Recent changes in EU directives and policies to combat trafficking have made data collection central to the effort of monitoring migration and trafficking in Europe. Bärbel rattles off a string of acronyms and abbreviations- IOM, ICMPD, Euro-Sur, Euro Stat – of organisations and registers in Europe that collect and process data about trafficked people. She contends that trafficking as a human rights issue has actually made it easier to (uncritically) allow for data collection as a means to know the scope and scale of the problem and to look for answers ostensibly about how to deal with it.
She talks about the big new database called Euro-Sur ('Europe-Surveillance') that is an example of Europe's new 'smart borders' system, where databases become the interface through which the state regulates citizens and 'others'. There is the International Organisation on Migration (IOM) that maintains a vast database on sex trafficking including personal details about sex worker's sexual history and exploitation. The International Centre on Migration Policy Development has a similar database about victims of trafficking.
In the United States, Palantir Technologies, a big data infrastructure and analytics firms associated with the CIA, does 'philanthropic' work for NGOs and non-profits. They work with the Polaris Project, managing data from their national helpline for trafficked and exploited people. What are the implications of an organisation with this sort of access being involved with sensitive data about some of the world's most marginalised people? The answer is hard to stomach.
One of the reasons why there is more data about sex-workers and trafficked people is possibly because of the relative powerlessness of trafficked people; and that by regulating their bodies, there is a perception that the broader problem is being regulated, when in fact this is not necessarily the case. Further, organisations in Europe working with sex-workers and trafficked people do not even have the right to refuse to testify in courts of law against their own clients based on the data collected about them. Bärbel's suggestion in the age of multiple, interlinked databases – radically revise the data you collect about trafficked people and recognise the need for privacy. Just because we can collect data, should we be collecting all of it?

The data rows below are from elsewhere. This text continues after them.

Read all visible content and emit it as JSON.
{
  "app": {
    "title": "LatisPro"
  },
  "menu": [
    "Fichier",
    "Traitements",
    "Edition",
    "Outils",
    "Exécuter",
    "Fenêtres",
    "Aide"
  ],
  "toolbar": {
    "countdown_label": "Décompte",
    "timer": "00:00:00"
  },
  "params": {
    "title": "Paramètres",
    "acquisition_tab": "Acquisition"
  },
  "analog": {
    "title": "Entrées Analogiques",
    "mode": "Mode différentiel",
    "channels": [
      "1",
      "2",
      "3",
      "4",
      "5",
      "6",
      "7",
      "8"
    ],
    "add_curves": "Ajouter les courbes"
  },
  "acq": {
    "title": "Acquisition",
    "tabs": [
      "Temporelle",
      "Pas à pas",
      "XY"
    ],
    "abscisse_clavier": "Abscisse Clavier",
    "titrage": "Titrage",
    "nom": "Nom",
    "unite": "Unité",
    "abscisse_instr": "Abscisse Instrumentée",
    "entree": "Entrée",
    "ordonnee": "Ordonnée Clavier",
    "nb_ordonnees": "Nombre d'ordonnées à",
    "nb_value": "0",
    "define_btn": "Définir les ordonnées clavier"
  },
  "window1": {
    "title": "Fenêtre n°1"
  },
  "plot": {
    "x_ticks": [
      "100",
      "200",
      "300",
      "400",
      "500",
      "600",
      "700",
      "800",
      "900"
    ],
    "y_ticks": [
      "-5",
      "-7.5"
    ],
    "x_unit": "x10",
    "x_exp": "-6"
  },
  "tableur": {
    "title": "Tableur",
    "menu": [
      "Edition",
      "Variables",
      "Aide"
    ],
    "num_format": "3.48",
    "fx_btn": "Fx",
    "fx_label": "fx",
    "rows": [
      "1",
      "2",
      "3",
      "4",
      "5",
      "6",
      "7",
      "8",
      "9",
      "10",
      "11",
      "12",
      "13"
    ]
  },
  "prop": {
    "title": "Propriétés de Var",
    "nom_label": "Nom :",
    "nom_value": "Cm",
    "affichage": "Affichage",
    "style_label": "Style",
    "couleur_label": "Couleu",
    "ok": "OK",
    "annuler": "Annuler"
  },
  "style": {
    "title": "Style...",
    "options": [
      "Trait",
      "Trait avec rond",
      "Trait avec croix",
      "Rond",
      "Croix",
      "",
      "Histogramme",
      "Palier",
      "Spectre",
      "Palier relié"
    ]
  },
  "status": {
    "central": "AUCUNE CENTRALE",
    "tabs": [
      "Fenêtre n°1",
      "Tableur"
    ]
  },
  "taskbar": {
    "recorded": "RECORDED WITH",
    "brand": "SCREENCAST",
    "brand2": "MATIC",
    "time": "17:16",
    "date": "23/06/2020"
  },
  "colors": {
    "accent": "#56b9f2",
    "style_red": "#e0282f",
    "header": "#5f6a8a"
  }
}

The Polaris Project talks about how Palantir Technologies help them manage their data on trafficking.
This post was written by Maya Indira Ganesh, Tactical Tech's Research Director. It draws on our work and association with sex worker rights activists and collectives in Cambodia from 2010-2012, and interviews with Bärbel Heide Uhl of DatAct in Berlin, Germany, in 2013-2014. Many thanks to Pisey Ly, Ros Sokunthy and Bärbel Uhl.